Element data from apps and pages
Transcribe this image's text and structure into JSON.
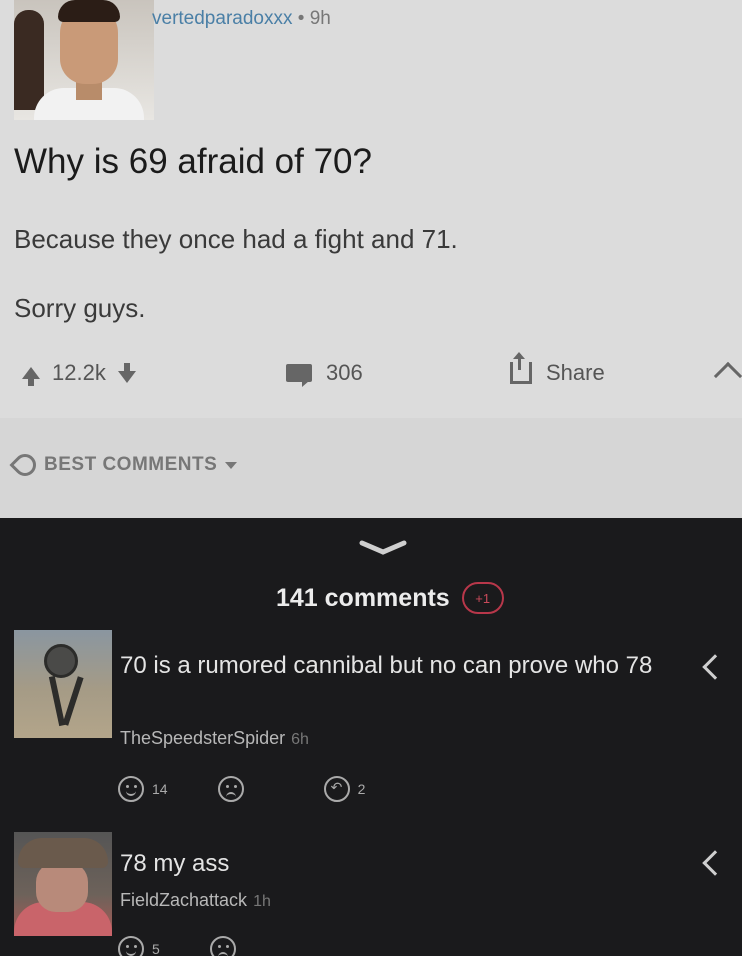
{
  "post": {
    "username": "vertedparadoxxx",
    "separator": "•",
    "time": "9h",
    "title": "Why is 69 afraid of 70?",
    "body_line1": "Because they once had a fight and 71.",
    "body_line2": "Sorry guys.",
    "votes": "12.2k",
    "comments": "306",
    "share_label": "Share"
  },
  "sort": {
    "label": "BEST COMMENTS"
  },
  "comments_header": {
    "count_label": "141 comments",
    "new_badge": "+1"
  },
  "comments": [
    {
      "text": "70 is a rumored cannibal but no can prove who 78",
      "author": "TheSpeedsterSpider",
      "age": "6h",
      "likes": "14",
      "replies": "2"
    },
    {
      "text": "78 my ass",
      "author": "FieldZachattack",
      "age": "1h",
      "likes": "5"
    }
  ],
  "colors": {
    "post_bg": "#dcdcdc",
    "dark_bg": "#1a1a1c",
    "username": "#4a7fa6",
    "badge": "#b8374a"
  }
}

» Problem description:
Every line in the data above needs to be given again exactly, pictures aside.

» Answer to the exercise:
Transcribe this image's text and structure into JSON.
{
  "post": {
    "username": "vertedparadoxxx",
    "separator": "•",
    "time": "9h",
    "title": "Why is 69 afraid of 70?",
    "body_line1": "Because they once had a fight and 71.",
    "body_line2": "Sorry guys.",
    "votes": "12.2k",
    "comments": "306",
    "share_label": "Share"
  },
  "sort": {
    "label": "BEST COMMENTS"
  },
  "comments_header": {
    "count_label": "141 comments",
    "new_badge": "+1"
  },
  "comments": [
    {
      "text": "70 is a rumored cannibal but no can prove who 78",
      "author": "TheSpeedsterSpider",
      "age": "6h",
      "likes": "14",
      "replies": "2"
    },
    {
      "text": "78 my ass",
      "author": "FieldZachattack",
      "age": "1h",
      "likes": "5"
    }
  ],
  "colors": {
    "post_bg": "#dcdcdc",
    "dark_bg": "#1a1a1c",
    "username": "#4a7fa6",
    "badge": "#b8374a"
  }
}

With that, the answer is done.